Friendship is a life-giving gift in which we don't run away. We do the opposite.

The layers of life, in all their overwhelming proportions, call for a large God. The unexpected diagnosis, the many ways in which we disappoint ourselves, and the messiness of the generations all seem to come home to roost during middle age as parents depart this world and adult children come into their own. Margie Nethercott… Continue reading Finding a Network of Life-Giving Friendship

The Amazing Gift of Volunteer Love

Surely He has borne our griefs and carried our sorrows. Isaiah 53

Whether it was pessimism or lack of imagination, it never once occurred to me to ask God for a husband or a family. Maybe that's why I value them as I do, for they are gifts that came to me, even though I lacked the good sense to pray for them. Cheryl Anne Tuggle calls… Continue reading The Amazing Gift of Volunteer Love

Standing on the Edge of Inside

In Eye of the Beholder, Luci Shaw awakens readers with visions of the extraordinary within the ordinary.

According to Richard Rohr, the prophets in a social structure stand off-center in a place of observation. Their position on "the edge of inside" affords them a view that is informed and yet independent. From this vantage point, the Apostle John was given the divine direction:  "Write what you see." And he saw plenty. At… Continue reading Standing on the Edge of Inside

Musings: November 2018

Wounded in Spirit

In just a few days, we'll begin the season of Advent. Even if you don't observe much else on the liturgical calendar, it's hard to avoid the on-ramp to Christmas. Instead of counting shopping days and check marks on my do-list, my practice has been to think of Advent as a time of preparation for… Continue reading Musings: November 2018

Run Toward the Darkness with Borrowed Light

Review of The Consequence of Moonlight by Sofia Starnes

In times of danger and disaster throughout history, true believers have made their mark by running toward the darkness. Whether it was a plague in second century Rome or a twenty-first century hurricane in America's deep south, if we follow Mr. Rogers's advice and "look for the helpers," we might be surprised by how many… Continue reading Run Toward the Darkness with Borrowed Light

The Ancient Way of Praying Made New

Last summer, sitting on a rocky beach with family all around, I noticed a small white shell among the scramble of stones and shards of driftwood. Soon I had collected a handful, all pure white and perfectly whorled, the former dwelling place for some diminutive, absentee mollusk. For a few days, I carried them around… Continue reading The Ancient Way of Praying Made New

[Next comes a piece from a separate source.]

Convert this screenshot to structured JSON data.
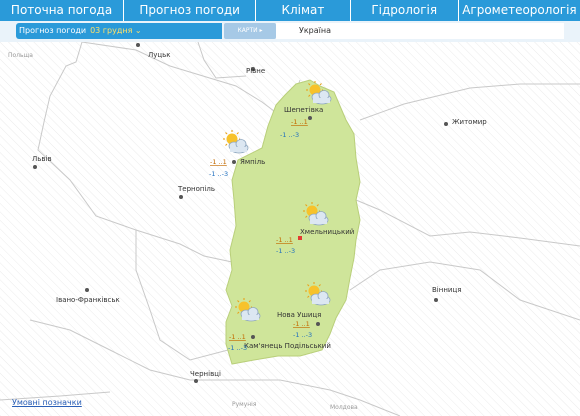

Half Way to Entirely

Poetry of Jennifer Wallace in Almost Entirely. Middle Age, Midlife, Grief, Mourning

C.S. Lewis described the human condition as a process of always becoming more of what we already are. These are cautionary words for me at this point in middle age, particularly as I consider the possibilities. In Lewis's The Great Divorce, the Teacher speaks regretfully of a seemingly harmless woman who has come to the end of… Continue reading Half Way to Entirely

A Glorious Bustle of Life

Friendship is a life-giving gift in which we don't run away. We do the opposite.

The layers of life, in all their overwhelming proportions, call for a large God. The unexpected diagnosis, the many ways in which we disappoint ourselves, and the messiness of the generations all seem to come home to roost during middle age as parents depart this world and adult children come into their own. Margie Nethercott… Continue reading A Glorious Bustle of Life